The purpose of this study was to measure the residual stresses on both ZrN coating and Zr interlayer of ZrN/Zr/Si bilayer specimens, with different Zr thickness ranging from 50 nm to 200 nm, and understood the role of interlayer in stress relief. It is commonly acknowledged that using metal interlayer could relieve the compression residual stress and enhanced adhesion of transition metal nitride thin film on metallic or Si substrates. The thickness of interlayer was usually ranged from 50 nm up to about 300 nm, which has been widely applied in industry. However, there are few studies on the accurate stress measurement of both top nitride layer and interlayer. The reason is partly due to the difficulties of stress measurement by X-ray diffraction (XRD) methods, especially for thin films with thickness less than 500 nm. Recently we developed a method combining XRD and nanoindentation (NI) to carry out the stress measurement on TiN hard coatings [1,2], where the stress can be accurately measured down to a thickness of 350 nm using lab X-ray source. The technique used XRD to measure the average X-ray strain (AXS) and nanoindentation to measure the elastic constant of the coating and thereby obtaining the accurate stress that is comparable to the stress determined by laser curvature method within an accuracy of 10%. In this study, the AXS plus NI technique was further applied on a bilayer system of ZrN/Zr/Si. The ZrN/Zr thin film was prepared using unbalanced magnetron sputtering deposited on Si substrate, where the thickness of ZrN was fixed at 1 mm with Ti interlayer thickness ranging from 50 to 200 nm.

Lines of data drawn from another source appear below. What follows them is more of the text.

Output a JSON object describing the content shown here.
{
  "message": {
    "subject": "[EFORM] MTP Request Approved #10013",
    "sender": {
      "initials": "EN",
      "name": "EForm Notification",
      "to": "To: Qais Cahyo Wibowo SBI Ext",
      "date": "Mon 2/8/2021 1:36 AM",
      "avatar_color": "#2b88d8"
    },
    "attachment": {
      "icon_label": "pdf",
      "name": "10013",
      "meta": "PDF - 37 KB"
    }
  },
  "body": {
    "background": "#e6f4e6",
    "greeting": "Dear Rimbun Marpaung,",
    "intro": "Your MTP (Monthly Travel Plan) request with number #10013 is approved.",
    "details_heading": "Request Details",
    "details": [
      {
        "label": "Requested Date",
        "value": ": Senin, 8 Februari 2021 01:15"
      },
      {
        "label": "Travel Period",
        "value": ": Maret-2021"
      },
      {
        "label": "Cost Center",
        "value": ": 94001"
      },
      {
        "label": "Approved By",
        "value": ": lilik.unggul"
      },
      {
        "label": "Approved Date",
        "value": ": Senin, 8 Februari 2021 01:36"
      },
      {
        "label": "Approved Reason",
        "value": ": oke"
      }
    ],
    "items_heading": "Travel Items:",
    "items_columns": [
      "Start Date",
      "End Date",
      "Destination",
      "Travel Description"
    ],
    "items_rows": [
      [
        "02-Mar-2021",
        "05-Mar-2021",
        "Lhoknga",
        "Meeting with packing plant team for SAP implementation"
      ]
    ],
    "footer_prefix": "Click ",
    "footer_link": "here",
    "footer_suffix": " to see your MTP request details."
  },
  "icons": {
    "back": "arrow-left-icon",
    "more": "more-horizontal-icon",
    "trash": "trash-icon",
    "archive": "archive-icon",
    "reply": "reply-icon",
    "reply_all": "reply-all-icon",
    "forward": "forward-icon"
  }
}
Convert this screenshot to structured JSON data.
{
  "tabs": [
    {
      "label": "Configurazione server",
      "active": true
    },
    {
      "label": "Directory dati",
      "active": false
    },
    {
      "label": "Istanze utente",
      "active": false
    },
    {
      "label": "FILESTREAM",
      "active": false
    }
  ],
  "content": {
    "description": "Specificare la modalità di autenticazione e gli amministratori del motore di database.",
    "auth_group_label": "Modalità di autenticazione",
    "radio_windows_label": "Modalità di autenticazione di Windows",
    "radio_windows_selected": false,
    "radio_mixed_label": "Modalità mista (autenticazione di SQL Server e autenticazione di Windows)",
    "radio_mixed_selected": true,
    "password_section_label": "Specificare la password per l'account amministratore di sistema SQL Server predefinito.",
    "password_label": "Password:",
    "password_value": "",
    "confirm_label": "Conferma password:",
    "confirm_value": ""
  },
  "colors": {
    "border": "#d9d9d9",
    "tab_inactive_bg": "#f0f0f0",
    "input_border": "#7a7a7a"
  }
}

XRD cos2αsin2ψ method was used to measure the residual stresses in both Zr interlayer and ZrN film at several azimuthal angles. Since grazing incidence XRD was used in the stress measurement, the influence of anisotropy of the ZrN thin film can be avoided. The extent of stress relief with different interlayer thickness was discussed based on both elastic stored energy and energy dissipation of plastic deformation.

Time Period MoM Sessions | Abstract Timeline | Topic B Sessions | Time Periods | Topics | ICMCTF2016 Schedule